As expected, the Phase 88 sounded identical to the EWS 88MT, and provided similar audio quality to quite a few other soundcards such as M Audio's Delta 66, Terratec's EWX 24/96 and DMX 6Fire, and Edirol's DA2496, all of which use identical converters. Others including Echo's Mia and M Audio's Audiophile 2496 use the AK4528, which provides them with marginally lower background noise levels, but the differences can be small in practice. Compared with my own Echo Mia I could hear some background digital noise from the Phase 88 when I really whacked up my monitor levels, but this was nearly inaudible at normal monitoring levels.
However, this time round I had Rightmark's Audio Analyser software to check more performance aspects. This confirmed dynamic range as 95dBA at 16-bit/44.1kHz, 96dBA at 24-bit/44.1kHz, and a good 99dBA at 24-bit/96kHz. These are roughly what I measured for the EWS 88MT using a different method. Frequency response was half a dB down at a good 9Hz and over 46kHz, and THD was a very low 0.0013 percent.
I had no problems running Cubase SX 2.0.1 with the lowest 64-sample ASIO buffer setting, providing a latency of just 1.5ms at 44.1kHz (although as always, CPU overhead had more than doubled at this low setting compared with a more conservative 12ms setting). The multi-client capabilities worked well when running Cubase and Gigastudio alongside each other, and the GSIF drivers also worked flawlessly.
You need to tweak the Phase 88's setting for DMA Buffer Transfer Latency to get the best results with Sonar, and after some experimentation I managed to run with the lowest 1ms Control Panel setting for this. You need to re-run Sonar 's Wave Profiler after each change, but I eventually managed an excellent effective latency inside Sonar of just 2ms.
It may have a new logo, a new colour scheme, and a new PCI soundcard design, but in the audio department the Phase 88 is still essentially the ever-popular EWS 88MT barring a few small changes for the better. As such, it's just as good as its predecessor, providing a straightforward and reliable collection of eight analogue inputs and outputs, plus co-axial digital and MIDI I/O at an excellent price.
Its closest competitor is probably M Audio's 1010LT at the slightly cheaper price of about £249, which does provide two additional mic preamps and word clock I/O, but doesn't have the smart breakout box containing external converters, instead using a clutch of flying cables.
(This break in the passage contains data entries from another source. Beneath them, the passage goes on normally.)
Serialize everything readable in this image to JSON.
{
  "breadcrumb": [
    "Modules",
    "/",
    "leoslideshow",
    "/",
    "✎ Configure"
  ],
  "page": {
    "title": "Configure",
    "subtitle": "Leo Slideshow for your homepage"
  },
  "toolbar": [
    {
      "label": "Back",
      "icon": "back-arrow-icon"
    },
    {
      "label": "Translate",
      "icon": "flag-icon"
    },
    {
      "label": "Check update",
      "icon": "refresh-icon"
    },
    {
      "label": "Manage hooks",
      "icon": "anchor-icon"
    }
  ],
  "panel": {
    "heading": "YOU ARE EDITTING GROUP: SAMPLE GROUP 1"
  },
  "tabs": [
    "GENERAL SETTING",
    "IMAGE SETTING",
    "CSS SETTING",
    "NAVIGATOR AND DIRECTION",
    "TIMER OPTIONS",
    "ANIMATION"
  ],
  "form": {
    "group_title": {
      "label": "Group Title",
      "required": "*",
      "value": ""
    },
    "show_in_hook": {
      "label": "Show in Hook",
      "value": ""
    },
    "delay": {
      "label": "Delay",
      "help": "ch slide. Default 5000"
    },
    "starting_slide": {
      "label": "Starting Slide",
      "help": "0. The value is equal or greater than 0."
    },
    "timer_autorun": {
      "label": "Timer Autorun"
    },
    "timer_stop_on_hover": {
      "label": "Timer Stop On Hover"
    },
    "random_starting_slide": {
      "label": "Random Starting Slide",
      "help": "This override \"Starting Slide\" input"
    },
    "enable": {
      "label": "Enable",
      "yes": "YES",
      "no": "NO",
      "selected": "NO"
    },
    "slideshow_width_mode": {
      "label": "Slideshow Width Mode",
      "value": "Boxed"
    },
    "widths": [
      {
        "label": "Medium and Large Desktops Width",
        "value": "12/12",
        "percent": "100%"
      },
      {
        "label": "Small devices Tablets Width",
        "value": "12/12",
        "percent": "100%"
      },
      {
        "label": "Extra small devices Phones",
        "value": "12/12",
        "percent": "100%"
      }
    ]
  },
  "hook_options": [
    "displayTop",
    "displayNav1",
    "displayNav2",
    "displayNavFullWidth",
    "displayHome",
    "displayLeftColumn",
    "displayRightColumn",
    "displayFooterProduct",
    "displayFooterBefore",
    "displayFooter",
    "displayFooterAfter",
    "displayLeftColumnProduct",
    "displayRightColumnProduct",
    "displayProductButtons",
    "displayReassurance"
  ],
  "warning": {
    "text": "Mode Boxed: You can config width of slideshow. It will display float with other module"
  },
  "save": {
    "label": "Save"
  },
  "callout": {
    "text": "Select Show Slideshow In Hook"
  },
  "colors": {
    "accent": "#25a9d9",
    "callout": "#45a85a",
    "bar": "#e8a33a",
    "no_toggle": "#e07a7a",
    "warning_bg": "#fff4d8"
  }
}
However, they both have very similar audio quality.
Terratec hadn't released Mac OS X drivers for the Phase 88 as I finished this review, but it looks from the manual as if multi-card support may not be forthcoming for these, while OS 9.x drivers may not appear at all (although I doubt that any Mac user buying a new soundcard will worry unduly about this). However, for PC users the Phase 88 already has mature and reliable drivers with excellent performance. It may not provide 192kHz support, but this is irrelevant to most musicians. What it does provide is good-quality audio at up to 24-bit/96kHz, especially considering its price, and with today's faster computers it can now achieve lower latencies than when I reviewed its predecessor. Sounds good to me!